_REQUIRED WORK:_
Whenever a line below holds the word "title", count it once; report the total and nothing else.

=== Begin Enclosure ===

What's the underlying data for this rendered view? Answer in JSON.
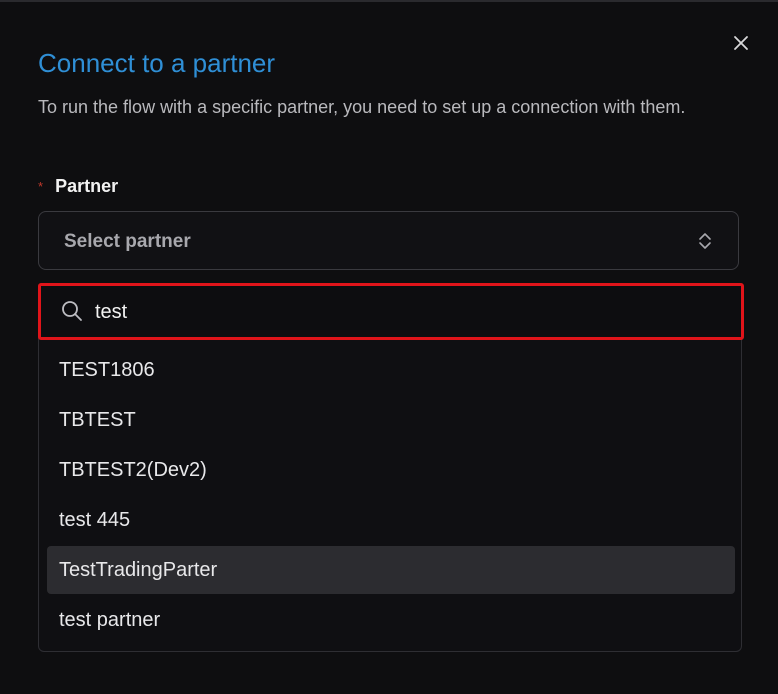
{
  "dialog": {
    "title": "Connect to a partner",
    "description": "To run the flow with a specific partner, you need to set up a connection with them.",
    "close_icon": "close-icon"
  },
  "partner_field": {
    "required_marker": "*",
    "label": "Partner",
    "placeholder": "Select partner",
    "chevron_icon": "chevron-up-down-icon"
  },
  "search": {
    "value": "test",
    "icon": "search-icon"
  },
  "options": [
    {
      "label": "TEST1806"
    },
    {
      "label": "TBTEST"
    },
    {
      "label": "TBTEST2(Dev2)"
    },
    {
      "label": "test 445"
    },
    {
      "label": "TestTradingParter",
      "highlighted": true
    },
    {
      "label": "test partner"
    }
  ],
  "colors": {
    "title": "#2f8fd6",
    "search_outline": "#e0141a",
    "highlight_row": "#2c2c30",
    "required": "#c0392b"
  }
}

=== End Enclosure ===

_RESULT OF THE TASK:_
2